App and web page records
━━━━━━
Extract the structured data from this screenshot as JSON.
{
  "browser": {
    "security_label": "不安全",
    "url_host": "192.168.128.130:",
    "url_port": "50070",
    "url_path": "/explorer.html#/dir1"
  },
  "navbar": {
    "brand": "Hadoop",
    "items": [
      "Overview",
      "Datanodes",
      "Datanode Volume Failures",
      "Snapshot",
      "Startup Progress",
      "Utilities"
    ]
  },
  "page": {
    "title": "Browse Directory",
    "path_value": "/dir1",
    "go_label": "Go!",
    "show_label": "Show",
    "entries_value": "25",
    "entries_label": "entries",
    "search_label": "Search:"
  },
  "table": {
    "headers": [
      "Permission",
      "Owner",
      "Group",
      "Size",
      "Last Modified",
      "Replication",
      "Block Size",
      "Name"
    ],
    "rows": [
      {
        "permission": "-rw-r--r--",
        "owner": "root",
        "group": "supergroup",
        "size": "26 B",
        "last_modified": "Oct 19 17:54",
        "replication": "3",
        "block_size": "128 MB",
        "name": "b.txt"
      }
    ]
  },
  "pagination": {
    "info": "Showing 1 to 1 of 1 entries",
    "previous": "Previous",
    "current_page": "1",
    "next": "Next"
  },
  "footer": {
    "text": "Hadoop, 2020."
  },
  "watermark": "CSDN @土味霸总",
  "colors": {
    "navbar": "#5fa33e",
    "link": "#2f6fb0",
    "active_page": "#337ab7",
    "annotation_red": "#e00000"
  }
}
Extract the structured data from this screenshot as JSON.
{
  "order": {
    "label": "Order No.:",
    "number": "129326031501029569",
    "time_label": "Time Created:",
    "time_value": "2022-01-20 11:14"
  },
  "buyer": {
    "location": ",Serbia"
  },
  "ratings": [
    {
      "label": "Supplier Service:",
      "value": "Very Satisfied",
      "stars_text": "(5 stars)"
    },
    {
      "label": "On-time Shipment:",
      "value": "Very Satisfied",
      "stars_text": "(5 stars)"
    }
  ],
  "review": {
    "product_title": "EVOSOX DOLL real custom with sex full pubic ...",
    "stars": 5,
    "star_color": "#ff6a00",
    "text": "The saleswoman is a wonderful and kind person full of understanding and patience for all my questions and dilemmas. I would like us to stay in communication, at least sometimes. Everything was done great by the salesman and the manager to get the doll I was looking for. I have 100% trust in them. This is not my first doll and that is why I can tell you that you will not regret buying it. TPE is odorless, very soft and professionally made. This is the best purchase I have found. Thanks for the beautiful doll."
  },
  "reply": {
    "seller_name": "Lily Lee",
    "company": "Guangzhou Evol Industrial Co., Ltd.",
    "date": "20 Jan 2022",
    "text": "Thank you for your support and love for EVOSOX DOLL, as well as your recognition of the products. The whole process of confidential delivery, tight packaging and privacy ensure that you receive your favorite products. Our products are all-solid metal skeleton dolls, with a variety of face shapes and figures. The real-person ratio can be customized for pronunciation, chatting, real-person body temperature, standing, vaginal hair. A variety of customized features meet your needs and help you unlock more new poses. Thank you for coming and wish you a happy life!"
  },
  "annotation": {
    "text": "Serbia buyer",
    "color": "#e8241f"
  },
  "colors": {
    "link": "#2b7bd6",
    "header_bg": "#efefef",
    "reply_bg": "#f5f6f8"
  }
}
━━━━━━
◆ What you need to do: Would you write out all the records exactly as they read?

◆ Exercise response:
Extract the structured data from this screenshot as JSON.
{
  "browser": {
    "security_label": "不安全",
    "url_host": "192.168.128.130:",
    "url_port": "50070",
    "url_path": "/explorer.html#/dir1"
  },
  "navbar": {
    "brand": "Hadoop",
    "items": [
      "Overview",
      "Datanodes",
      "Datanode Volume Failures",
      "Snapshot",
      "Startup Progress",
      "Utilities"
    ]
  },
  "page": {
    "title": "Browse Directory",
    "path_value": "/dir1",
    "go_label": "Go!",
    "show_label": "Show",
    "entries_value": "25",
    "entries_label": "entries",
    "search_label": "Search:"
  },
  "table": {
    "headers": [
      "Permission",
      "Owner",
      "Group",
      "Size",
      "Last Modified",
      "Replication",
      "Block Size",
      "Name"
    ],
    "rows": [
      {
        "permission": "-rw-r--r--",
        "owner": "root",
        "group": "supergroup",
        "size": "26 B",
        "last_modified": "Oct 19 17:54",
        "replication": "3",
        "block_size": "128 MB",
        "name": "b.txt"
      }
    ]
  },
  "pagination": {
    "info": "Showing 1 to 1 of 1 entries",
    "previous": "Previous",
    "current_page": "1",
    "next": "Next"
  },
  "footer": {
    "text": "Hadoop, 2020."
  },
  "watermark": "CSDN @土味霸总",
  "colors": {
    "navbar": "#5fa33e",
    "link": "#2f6fb0",
    "active_page": "#337ab7",
    "annotation_red": "#e00000"
  }
}
Extract the structured data from this screenshot as JSON.
{
  "order": {
    "label": "Order No.:",
    "number": "129326031501029569",
    "time_label": "Time Created:",
    "time_value": "2022-01-20 11:14"
  },
  "buyer": {
    "location": ",Serbia"
  },
  "ratings": [
    {
      "label": "Supplier Service:",
      "value": "Very Satisfied",
      "stars_text": "(5 stars)"
    },
    {
      "label": "On-time Shipment:",
      "value": "Very Satisfied",
      "stars_text": "(5 stars)"
    }
  ],
  "review": {
    "product_title": "EVOSOX DOLL real custom with sex full pubic ...",
    "stars": 5,
    "star_color": "#ff6a00",
    "text": "The saleswoman is a wonderful and kind person full of understanding and patience for all my questions and dilemmas. I would like us to stay in communication, at least sometimes. Everything was done great by the salesman and the manager to get the doll I was looking for. I have 100% trust in them. This is not my first doll and that is why I can tell you that you will not regret buying it. TPE is odorless, very soft and professionally made. This is the best purchase I have found. Thanks for the beautiful doll."
  },
  "reply": {
    "seller_name": "Lily Lee",
    "company": "Guangzhou Evol Industrial Co., Ltd.",
    "date": "20 Jan 2022",
    "text": "Thank you for your support and love for EVOSOX DOLL, as well as your recognition of the products. The whole process of confidential delivery, tight packaging and privacy ensure that you receive your favorite products. Our products are all-solid metal skeleton dolls, with a variety of face shapes and figures. The real-person ratio can be customized for pronunciation, chatting, real-person body temperature, standing, vaginal hair. A variety of customized features meet your needs and help you unlock more new poses. Thank you for coming and wish you a happy life!"
  },
  "annotation": {
    "text": "Serbia buyer",
    "color": "#e8241f"
  },
  "colors": {
    "link": "#2b7bd6",
    "header_bg": "#efefef",
    "reply_bg": "#f5f6f8"
  }
}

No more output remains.